> **Task prompt**
Every entry below should appear in the answer exactly as written, apart from the pictures.

App and web page records
-------

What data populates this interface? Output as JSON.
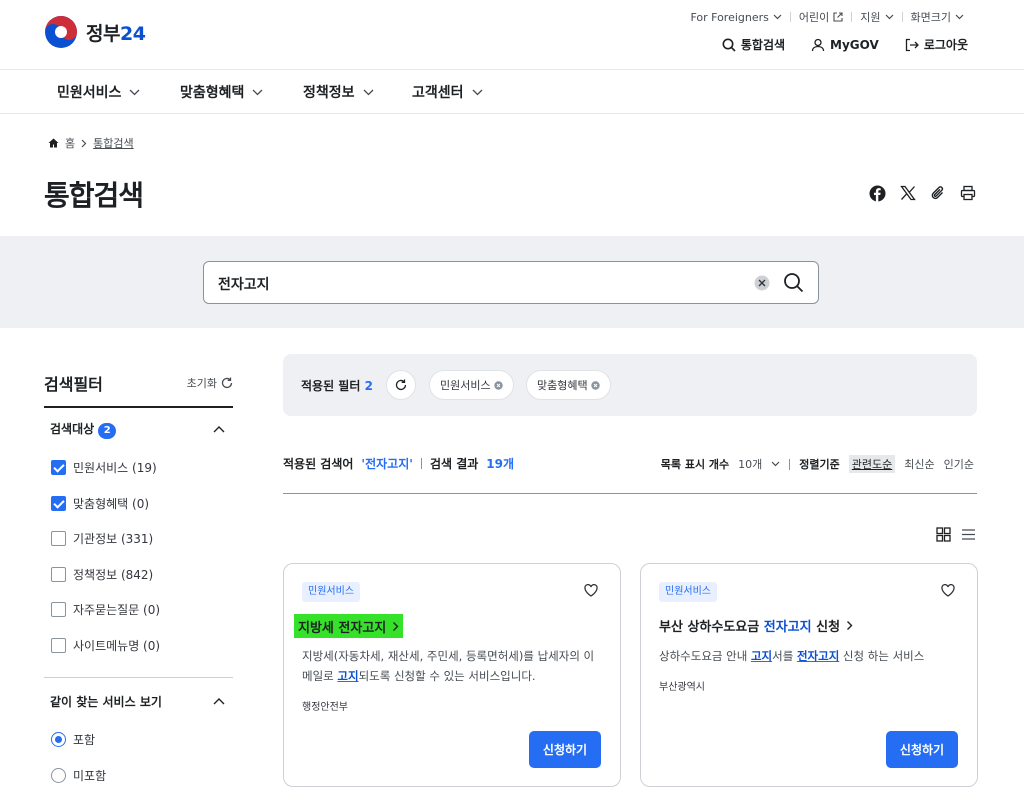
{
  "header": {
    "logo_text": "정부",
    "logo_num": "24",
    "util": [
      {
        "label": "For Foreigners"
      },
      {
        "label": "어린이"
      },
      {
        "label": "지원"
      },
      {
        "label": "화면크기"
      }
    ],
    "quick": {
      "search": "통합검색",
      "mygov": "MyGOV",
      "logout": "로그아웃"
    }
  },
  "gnb": {
    "items": [
      "민원서비스",
      "맞춤형혜택",
      "정책정보",
      "고객센터"
    ]
  },
  "breadcrumb": {
    "home": "홈",
    "current": "통합검색"
  },
  "page_title": "통합검색",
  "search": {
    "value": "전자고지"
  },
  "filter": {
    "title": "검색필터",
    "reset": "초기화",
    "target_group": {
      "title": "검색대상",
      "count": "2",
      "options": [
        {
          "label": "민원서비스 (19)",
          "checked": true
        },
        {
          "label": "맞춤형혜택 (0)",
          "checked": true
        },
        {
          "label": "기관정보 (331)",
          "checked": false
        },
        {
          "label": "정책정보 (842)",
          "checked": false
        },
        {
          "label": "자주묻는질문 (0)",
          "checked": false
        },
        {
          "label": "사이트메뉴명 (0)",
          "checked": false
        }
      ]
    },
    "together_group": {
      "title": "같이 찾는 서비스 보기",
      "options": [
        {
          "label": "포함",
          "selected": true
        },
        {
          "label": "미포함",
          "selected": false
        }
      ]
    }
  },
  "applied": {
    "label": "적용된 필터",
    "count": "2",
    "chips": [
      "민원서비스",
      "맞춤형혜택"
    ]
  },
  "results": {
    "keyword_label": "적용된 검색어",
    "keyword": "'전자고지'",
    "count_label": "검색 결과",
    "count": "19개",
    "page_size_label": "목록 표시 개수",
    "page_size": "10개",
    "sort_label": "정렬기준",
    "sorts": [
      "관련도순",
      "최신순",
      "인기순"
    ]
  },
  "cards": [
    {
      "tag": "민원서비스",
      "title_pre": "지방세 ",
      "title_kw": "전자고지",
      "title_post": "",
      "desc_1": "지방세(자동차세, 재산세, 주민세, 등록면허세)를 납세자의 이메일로 ",
      "desc_kw": "고지",
      "desc_2": "되도록 신청할 수 있는 서비스입니다.",
      "org": "행정안전부",
      "button": "신청하기"
    },
    {
      "tag": "민원서비스",
      "title_pre": "부산 상하수도요금 ",
      "title_kw": "전자고지",
      "title_post": " 신청",
      "desc_1": "상하수도요금 안내 ",
      "desc_kw": "고지",
      "desc_2": "서를 ",
      "desc_kw2": "전자고지",
      "desc_3": " 신청 하는 서비스",
      "org": "부산광역시",
      "button": "신청하기"
    }
  ],
  "colors": {
    "primary": "#256ef4",
    "highlight": "#36e12a",
    "band": "#eef0f4"
  }
}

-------

> **Problem solution**
What data populates this interface? Output as JSON.
{
  "header": {
    "logo_text": "정부",
    "logo_num": "24",
    "util": [
      {
        "label": "For Foreigners"
      },
      {
        "label": "어린이"
      },
      {
        "label": "지원"
      },
      {
        "label": "화면크기"
      }
    ],
    "quick": {
      "search": "통합검색",
      "mygov": "MyGOV",
      "logout": "로그아웃"
    }
  },
  "gnb": {
    "items": [
      "민원서비스",
      "맞춤형혜택",
      "정책정보",
      "고객센터"
    ]
  },
  "breadcrumb": {
    "home": "홈",
    "current": "통합검색"
  },
  "page_title": "통합검색",
  "search": {
    "value": "전자고지"
  },
  "filter": {
    "title": "검색필터",
    "reset": "초기화",
    "target_group": {
      "title": "검색대상",
      "count": "2",
      "options": [
        {
          "label": "민원서비스 (19)",
          "checked": true
        },
        {
          "label": "맞춤형혜택 (0)",
          "checked": true
        },
        {
          "label": "기관정보 (331)",
          "checked": false
        },
        {
          "label": "정책정보 (842)",
          "checked": false
        },
        {
          "label": "자주묻는질문 (0)",
          "checked": false
        },
        {
          "label": "사이트메뉴명 (0)",
          "checked": false
        }
      ]
    },
    "together_group": {
      "title": "같이 찾는 서비스 보기",
      "options": [
        {
          "label": "포함",
          "selected": true
        },
        {
          "label": "미포함",
          "selected": false
        }
      ]
    }
  },
  "applied": {
    "label": "적용된 필터",
    "count": "2",
    "chips": [
      "민원서비스",
      "맞춤형혜택"
    ]
  },
  "results": {
    "keyword_label": "적용된 검색어",
    "keyword": "'전자고지'",
    "count_label": "검색 결과",
    "count": "19개",
    "page_size_label": "목록 표시 개수",
    "page_size": "10개",
    "sort_label": "정렬기준",
    "sorts": [
      "관련도순",
      "최신순",
      "인기순"
    ]
  },
  "cards": [
    {
      "tag": "민원서비스",
      "title_pre": "지방세 ",
      "title_kw": "전자고지",
      "title_post": "",
      "desc_1": "지방세(자동차세, 재산세, 주민세, 등록면허세)를 납세자의 이메일로 ",
      "desc_kw": "고지",
      "desc_2": "되도록 신청할 수 있는 서비스입니다.",
      "org": "행정안전부",
      "button": "신청하기"
    },
    {
      "tag": "민원서비스",
      "title_pre": "부산 상하수도요금 ",
      "title_kw": "전자고지",
      "title_post": " 신청",
      "desc_1": "상하수도요금 안내 ",
      "desc_kw": "고지",
      "desc_2": "서를 ",
      "desc_kw2": "전자고지",
      "desc_3": " 신청 하는 서비스",
      "org": "부산광역시",
      "button": "신청하기"
    }
  ],
  "colors": {
    "primary": "#256ef4",
    "highlight": "#36e12a",
    "band": "#eef0f4"
  }
}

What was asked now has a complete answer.